Task input:
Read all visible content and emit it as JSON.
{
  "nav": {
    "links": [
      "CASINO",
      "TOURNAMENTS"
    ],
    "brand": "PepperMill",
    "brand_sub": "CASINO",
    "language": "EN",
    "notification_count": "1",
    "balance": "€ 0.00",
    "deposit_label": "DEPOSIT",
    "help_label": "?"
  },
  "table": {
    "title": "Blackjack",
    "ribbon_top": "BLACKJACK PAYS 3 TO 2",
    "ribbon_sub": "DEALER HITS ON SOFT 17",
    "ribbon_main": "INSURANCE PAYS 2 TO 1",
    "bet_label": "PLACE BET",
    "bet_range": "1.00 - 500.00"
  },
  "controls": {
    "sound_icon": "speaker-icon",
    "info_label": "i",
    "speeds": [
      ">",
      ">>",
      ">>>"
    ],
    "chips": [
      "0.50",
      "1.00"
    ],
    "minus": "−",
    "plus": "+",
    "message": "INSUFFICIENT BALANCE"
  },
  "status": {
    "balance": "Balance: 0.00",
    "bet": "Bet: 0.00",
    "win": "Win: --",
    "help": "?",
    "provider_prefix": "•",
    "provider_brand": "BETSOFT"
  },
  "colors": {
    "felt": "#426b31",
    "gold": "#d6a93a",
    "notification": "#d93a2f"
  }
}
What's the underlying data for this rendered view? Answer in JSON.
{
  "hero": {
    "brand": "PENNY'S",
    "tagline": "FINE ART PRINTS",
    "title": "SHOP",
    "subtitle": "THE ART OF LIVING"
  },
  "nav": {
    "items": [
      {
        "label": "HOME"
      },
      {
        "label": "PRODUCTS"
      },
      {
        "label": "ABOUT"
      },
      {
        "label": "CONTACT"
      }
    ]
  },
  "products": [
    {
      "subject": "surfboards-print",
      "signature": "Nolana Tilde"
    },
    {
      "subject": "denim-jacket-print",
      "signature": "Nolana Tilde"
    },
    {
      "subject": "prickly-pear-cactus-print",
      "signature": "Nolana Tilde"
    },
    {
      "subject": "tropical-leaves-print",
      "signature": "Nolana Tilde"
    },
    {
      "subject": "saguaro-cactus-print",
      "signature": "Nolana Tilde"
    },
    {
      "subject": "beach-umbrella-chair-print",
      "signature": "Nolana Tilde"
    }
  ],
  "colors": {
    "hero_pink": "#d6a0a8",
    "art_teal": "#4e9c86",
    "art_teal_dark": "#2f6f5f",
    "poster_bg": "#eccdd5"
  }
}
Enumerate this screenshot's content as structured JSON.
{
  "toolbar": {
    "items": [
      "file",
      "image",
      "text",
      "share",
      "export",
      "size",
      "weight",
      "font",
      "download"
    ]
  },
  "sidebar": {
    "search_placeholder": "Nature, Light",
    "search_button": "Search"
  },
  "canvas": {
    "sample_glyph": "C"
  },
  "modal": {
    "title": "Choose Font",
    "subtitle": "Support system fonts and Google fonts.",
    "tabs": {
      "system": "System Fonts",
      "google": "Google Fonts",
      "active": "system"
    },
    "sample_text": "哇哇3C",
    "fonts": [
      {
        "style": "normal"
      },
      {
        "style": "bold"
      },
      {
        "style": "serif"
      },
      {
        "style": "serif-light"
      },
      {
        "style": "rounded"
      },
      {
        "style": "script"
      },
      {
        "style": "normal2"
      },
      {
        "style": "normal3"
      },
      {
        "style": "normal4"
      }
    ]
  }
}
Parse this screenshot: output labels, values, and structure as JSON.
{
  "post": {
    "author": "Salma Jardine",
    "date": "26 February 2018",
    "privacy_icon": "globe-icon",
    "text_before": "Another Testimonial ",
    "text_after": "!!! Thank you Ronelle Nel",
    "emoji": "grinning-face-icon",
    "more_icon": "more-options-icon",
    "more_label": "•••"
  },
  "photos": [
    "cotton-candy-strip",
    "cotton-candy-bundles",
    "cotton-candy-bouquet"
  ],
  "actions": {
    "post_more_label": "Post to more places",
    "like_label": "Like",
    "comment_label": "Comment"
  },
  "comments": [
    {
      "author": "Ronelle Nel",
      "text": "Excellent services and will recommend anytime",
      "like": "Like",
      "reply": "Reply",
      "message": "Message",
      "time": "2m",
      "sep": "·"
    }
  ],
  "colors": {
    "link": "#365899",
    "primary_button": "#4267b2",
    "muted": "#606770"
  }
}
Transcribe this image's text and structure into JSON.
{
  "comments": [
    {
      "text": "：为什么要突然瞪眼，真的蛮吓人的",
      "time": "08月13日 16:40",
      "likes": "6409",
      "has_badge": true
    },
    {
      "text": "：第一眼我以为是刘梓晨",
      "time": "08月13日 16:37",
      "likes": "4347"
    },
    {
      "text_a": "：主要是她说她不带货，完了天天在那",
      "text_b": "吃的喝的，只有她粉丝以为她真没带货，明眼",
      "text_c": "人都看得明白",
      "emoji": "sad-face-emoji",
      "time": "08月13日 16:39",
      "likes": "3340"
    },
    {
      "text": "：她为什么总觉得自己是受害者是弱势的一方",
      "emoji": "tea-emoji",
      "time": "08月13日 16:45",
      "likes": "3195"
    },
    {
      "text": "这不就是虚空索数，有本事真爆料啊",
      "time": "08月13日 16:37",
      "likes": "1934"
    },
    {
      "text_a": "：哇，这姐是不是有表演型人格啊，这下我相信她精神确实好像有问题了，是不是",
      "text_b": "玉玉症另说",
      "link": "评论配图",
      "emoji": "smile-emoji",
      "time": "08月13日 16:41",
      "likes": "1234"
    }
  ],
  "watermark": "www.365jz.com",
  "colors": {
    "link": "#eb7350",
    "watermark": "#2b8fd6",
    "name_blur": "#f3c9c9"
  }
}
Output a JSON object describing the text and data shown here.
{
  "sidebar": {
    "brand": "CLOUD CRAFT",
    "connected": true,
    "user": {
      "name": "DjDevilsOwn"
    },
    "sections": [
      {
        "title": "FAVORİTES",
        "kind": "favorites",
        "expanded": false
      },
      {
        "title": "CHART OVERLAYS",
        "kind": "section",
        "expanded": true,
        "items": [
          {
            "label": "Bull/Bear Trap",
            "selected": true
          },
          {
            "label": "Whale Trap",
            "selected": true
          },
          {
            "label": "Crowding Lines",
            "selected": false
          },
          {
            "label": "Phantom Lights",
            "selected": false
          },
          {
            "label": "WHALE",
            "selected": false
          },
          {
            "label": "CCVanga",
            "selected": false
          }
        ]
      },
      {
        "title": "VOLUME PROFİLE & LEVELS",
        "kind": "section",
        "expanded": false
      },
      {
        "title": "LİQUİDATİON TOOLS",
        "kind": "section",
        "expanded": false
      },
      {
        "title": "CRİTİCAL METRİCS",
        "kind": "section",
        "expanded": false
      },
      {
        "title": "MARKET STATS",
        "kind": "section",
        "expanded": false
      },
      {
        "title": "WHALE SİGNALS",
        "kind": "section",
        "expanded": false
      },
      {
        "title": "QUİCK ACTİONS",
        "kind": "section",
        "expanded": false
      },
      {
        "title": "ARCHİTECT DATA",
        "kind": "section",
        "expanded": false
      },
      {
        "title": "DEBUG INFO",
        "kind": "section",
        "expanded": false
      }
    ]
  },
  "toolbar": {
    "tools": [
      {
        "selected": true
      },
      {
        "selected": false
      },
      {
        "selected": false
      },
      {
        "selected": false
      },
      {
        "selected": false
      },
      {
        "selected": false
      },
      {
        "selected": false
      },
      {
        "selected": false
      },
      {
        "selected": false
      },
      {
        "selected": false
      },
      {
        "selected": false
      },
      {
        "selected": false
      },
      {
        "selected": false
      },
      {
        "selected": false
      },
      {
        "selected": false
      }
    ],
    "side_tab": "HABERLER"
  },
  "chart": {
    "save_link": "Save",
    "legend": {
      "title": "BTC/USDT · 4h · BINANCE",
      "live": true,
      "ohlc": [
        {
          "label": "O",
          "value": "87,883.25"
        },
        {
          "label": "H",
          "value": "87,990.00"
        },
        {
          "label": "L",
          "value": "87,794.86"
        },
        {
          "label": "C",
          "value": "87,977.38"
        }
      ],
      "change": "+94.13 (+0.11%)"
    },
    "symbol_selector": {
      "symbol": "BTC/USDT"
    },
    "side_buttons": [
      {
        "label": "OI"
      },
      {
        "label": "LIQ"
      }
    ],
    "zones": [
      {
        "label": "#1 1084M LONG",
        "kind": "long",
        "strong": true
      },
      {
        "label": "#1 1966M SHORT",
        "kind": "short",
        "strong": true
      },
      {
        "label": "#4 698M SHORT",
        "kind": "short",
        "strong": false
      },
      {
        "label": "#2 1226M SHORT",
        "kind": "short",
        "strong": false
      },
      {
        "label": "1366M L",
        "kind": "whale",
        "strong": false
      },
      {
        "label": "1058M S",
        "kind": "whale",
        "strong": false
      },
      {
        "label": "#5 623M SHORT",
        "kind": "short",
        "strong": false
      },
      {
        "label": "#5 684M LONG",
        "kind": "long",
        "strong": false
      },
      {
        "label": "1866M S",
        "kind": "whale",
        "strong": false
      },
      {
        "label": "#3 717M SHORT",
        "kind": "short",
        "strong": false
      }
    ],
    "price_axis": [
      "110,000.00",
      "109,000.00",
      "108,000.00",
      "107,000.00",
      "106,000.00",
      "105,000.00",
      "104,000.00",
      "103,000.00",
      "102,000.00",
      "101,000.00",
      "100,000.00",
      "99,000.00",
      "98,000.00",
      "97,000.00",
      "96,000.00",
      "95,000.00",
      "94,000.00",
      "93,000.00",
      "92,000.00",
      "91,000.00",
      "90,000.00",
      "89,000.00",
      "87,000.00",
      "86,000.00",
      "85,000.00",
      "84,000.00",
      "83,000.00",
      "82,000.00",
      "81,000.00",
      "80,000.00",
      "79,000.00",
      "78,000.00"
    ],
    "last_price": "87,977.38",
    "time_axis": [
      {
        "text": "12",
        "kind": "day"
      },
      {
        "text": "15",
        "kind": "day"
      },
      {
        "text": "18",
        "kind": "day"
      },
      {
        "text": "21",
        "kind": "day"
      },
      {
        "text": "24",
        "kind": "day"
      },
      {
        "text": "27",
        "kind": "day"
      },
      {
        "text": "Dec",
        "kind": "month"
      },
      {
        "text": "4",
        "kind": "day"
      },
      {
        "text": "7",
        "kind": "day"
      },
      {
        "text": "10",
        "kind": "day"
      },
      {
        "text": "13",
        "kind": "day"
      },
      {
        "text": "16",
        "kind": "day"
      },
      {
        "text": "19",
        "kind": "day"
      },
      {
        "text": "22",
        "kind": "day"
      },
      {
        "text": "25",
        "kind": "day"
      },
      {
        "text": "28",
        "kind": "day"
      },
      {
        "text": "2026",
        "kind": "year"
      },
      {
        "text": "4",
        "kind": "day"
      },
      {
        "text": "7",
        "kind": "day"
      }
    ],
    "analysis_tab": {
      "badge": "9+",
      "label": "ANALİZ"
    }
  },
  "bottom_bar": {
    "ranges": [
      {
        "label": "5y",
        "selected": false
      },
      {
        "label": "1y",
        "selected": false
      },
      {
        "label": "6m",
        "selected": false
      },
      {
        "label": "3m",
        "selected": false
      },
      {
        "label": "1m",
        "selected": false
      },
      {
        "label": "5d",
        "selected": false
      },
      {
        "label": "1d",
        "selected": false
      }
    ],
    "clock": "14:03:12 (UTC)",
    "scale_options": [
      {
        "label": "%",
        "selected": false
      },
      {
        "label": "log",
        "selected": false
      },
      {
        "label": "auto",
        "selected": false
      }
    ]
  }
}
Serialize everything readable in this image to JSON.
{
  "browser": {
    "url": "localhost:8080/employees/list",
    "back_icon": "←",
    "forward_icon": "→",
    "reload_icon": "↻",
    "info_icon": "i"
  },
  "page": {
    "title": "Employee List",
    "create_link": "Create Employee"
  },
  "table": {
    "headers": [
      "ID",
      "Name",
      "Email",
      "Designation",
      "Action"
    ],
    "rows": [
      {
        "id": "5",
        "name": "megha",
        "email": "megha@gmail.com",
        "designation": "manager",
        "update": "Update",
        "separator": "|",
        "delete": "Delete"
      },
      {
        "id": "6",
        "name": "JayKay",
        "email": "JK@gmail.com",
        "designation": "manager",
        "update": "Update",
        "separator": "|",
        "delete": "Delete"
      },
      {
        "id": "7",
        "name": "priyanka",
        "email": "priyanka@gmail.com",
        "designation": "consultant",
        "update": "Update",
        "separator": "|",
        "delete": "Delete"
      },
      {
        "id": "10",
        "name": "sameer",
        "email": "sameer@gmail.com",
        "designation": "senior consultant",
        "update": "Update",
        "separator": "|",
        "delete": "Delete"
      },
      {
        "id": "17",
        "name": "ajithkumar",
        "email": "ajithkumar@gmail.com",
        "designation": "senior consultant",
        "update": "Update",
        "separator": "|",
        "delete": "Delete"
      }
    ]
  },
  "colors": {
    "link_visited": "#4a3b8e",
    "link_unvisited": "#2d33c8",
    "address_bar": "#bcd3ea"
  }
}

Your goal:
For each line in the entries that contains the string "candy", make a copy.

Answer to this task:
    "cotton-candy-strip",
    "cotton-candy-bundles",
    "cotton-candy-bouquet"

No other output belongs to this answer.